= Beginning of Section =

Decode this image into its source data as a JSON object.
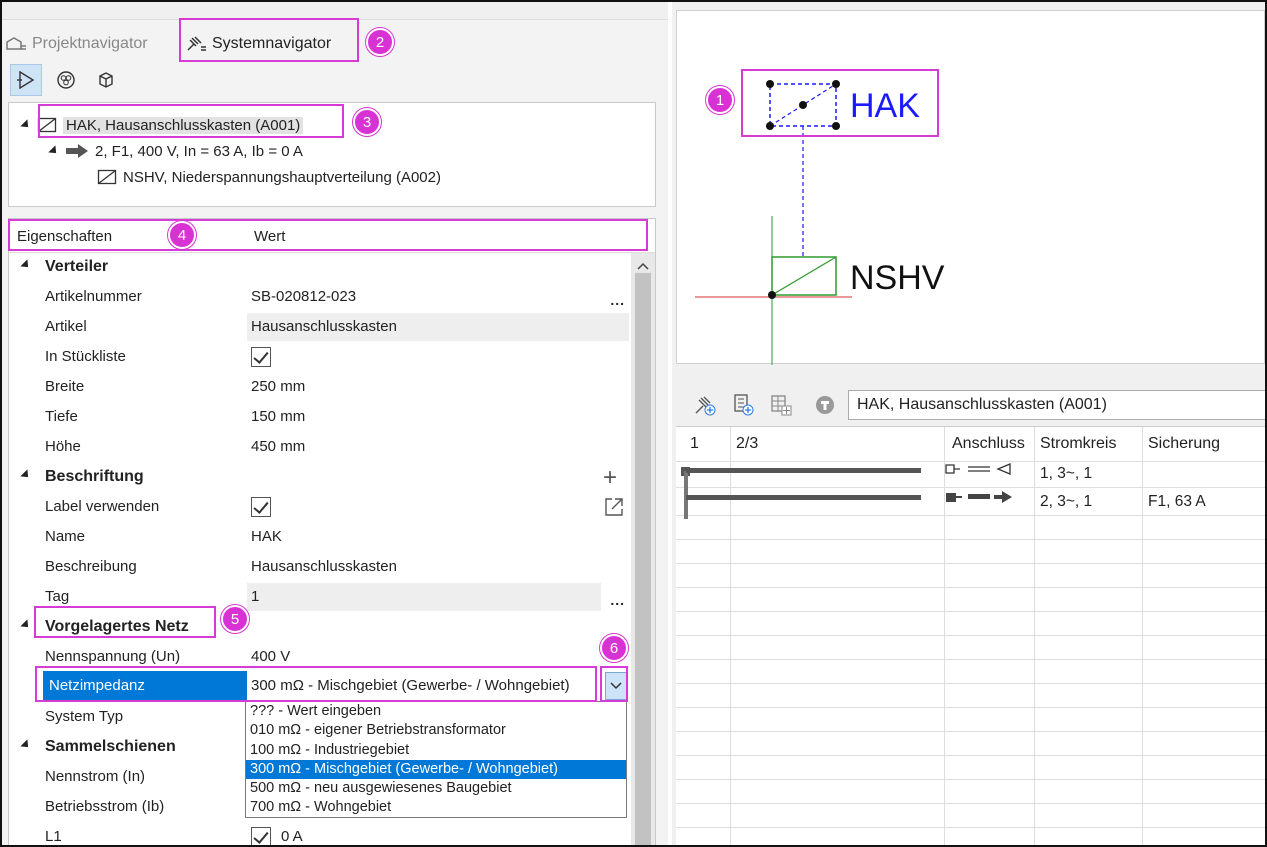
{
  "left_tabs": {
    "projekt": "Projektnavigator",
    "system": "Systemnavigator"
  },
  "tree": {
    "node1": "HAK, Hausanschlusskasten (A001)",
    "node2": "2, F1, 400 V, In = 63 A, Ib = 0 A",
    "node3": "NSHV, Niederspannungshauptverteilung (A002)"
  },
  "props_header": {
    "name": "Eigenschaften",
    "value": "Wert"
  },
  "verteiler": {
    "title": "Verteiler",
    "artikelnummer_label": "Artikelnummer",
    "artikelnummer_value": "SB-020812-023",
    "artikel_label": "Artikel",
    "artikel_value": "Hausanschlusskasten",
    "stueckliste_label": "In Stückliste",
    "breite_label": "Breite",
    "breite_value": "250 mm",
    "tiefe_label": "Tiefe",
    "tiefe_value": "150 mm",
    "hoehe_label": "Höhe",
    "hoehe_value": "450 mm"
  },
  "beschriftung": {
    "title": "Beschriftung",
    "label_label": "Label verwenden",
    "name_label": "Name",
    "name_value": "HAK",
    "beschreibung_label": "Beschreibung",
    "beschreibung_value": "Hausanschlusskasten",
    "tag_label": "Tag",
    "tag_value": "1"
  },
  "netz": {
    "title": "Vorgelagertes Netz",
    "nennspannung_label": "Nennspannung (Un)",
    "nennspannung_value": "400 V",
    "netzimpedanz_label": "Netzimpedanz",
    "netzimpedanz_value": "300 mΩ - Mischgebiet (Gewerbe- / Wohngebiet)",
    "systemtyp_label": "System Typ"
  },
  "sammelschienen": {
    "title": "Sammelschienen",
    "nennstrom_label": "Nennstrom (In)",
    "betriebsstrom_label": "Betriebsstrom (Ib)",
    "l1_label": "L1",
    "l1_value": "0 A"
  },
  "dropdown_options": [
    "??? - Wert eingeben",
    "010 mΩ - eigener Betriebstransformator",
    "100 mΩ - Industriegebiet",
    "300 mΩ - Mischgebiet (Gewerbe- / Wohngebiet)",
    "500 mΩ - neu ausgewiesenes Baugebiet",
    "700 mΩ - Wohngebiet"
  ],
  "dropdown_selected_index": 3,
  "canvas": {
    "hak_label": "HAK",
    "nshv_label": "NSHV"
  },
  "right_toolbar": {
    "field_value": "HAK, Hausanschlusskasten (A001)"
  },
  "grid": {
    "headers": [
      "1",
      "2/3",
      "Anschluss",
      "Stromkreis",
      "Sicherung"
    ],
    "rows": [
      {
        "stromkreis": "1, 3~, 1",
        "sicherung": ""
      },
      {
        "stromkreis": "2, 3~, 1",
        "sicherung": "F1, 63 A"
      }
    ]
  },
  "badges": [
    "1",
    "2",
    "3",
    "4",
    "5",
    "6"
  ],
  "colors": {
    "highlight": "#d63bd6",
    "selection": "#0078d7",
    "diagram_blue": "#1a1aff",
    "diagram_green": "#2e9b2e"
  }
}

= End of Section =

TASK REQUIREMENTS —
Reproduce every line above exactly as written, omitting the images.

TASK RESPONSE —
Decode this image into its source data as a JSON object.
{
  "left_tabs": {
    "projekt": "Projektnavigator",
    "system": "Systemnavigator"
  },
  "tree": {
    "node1": "HAK, Hausanschlusskasten (A001)",
    "node2": "2, F1, 400 V, In = 63 A, Ib = 0 A",
    "node3": "NSHV, Niederspannungshauptverteilung (A002)"
  },
  "props_header": {
    "name": "Eigenschaften",
    "value": "Wert"
  },
  "verteiler": {
    "title": "Verteiler",
    "artikelnummer_label": "Artikelnummer",
    "artikelnummer_value": "SB-020812-023",
    "artikel_label": "Artikel",
    "artikel_value": "Hausanschlusskasten",
    "stueckliste_label": "In Stückliste",
    "breite_label": "Breite",
    "breite_value": "250 mm",
    "tiefe_label": "Tiefe",
    "tiefe_value": "150 mm",
    "hoehe_label": "Höhe",
    "hoehe_value": "450 mm"
  },
  "beschriftung": {
    "title": "Beschriftung",
    "label_label": "Label verwenden",
    "name_label": "Name",
    "name_value": "HAK",
    "beschreibung_label": "Beschreibung",
    "beschreibung_value": "Hausanschlusskasten",
    "tag_label": "Tag",
    "tag_value": "1"
  },
  "netz": {
    "title": "Vorgelagertes Netz",
    "nennspannung_label": "Nennspannung (Un)",
    "nennspannung_value": "400 V",
    "netzimpedanz_label": "Netzimpedanz",
    "netzimpedanz_value": "300 mΩ - Mischgebiet (Gewerbe- / Wohngebiet)",
    "systemtyp_label": "System Typ"
  },
  "sammelschienen": {
    "title": "Sammelschienen",
    "nennstrom_label": "Nennstrom (In)",
    "betriebsstrom_label": "Betriebsstrom (Ib)",
    "l1_label": "L1",
    "l1_value": "0 A"
  },
  "dropdown_options": [
    "??? - Wert eingeben",
    "010 mΩ - eigener Betriebstransformator",
    "100 mΩ - Industriegebiet",
    "300 mΩ - Mischgebiet (Gewerbe- / Wohngebiet)",
    "500 mΩ - neu ausgewiesenes Baugebiet",
    "700 mΩ - Wohngebiet"
  ],
  "dropdown_selected_index": 3,
  "canvas": {
    "hak_label": "HAK",
    "nshv_label": "NSHV"
  },
  "right_toolbar": {
    "field_value": "HAK, Hausanschlusskasten (A001)"
  },
  "grid": {
    "headers": [
      "1",
      "2/3",
      "Anschluss",
      "Stromkreis",
      "Sicherung"
    ],
    "rows": [
      {
        "stromkreis": "1, 3~, 1",
        "sicherung": ""
      },
      {
        "stromkreis": "2, 3~, 1",
        "sicherung": "F1, 63 A"
      }
    ]
  },
  "badges": [
    "1",
    "2",
    "3",
    "4",
    "5",
    "6"
  ],
  "colors": {
    "highlight": "#d63bd6",
    "selection": "#0078d7",
    "diagram_blue": "#1a1aff",
    "diagram_green": "#2e9b2e"
  }
}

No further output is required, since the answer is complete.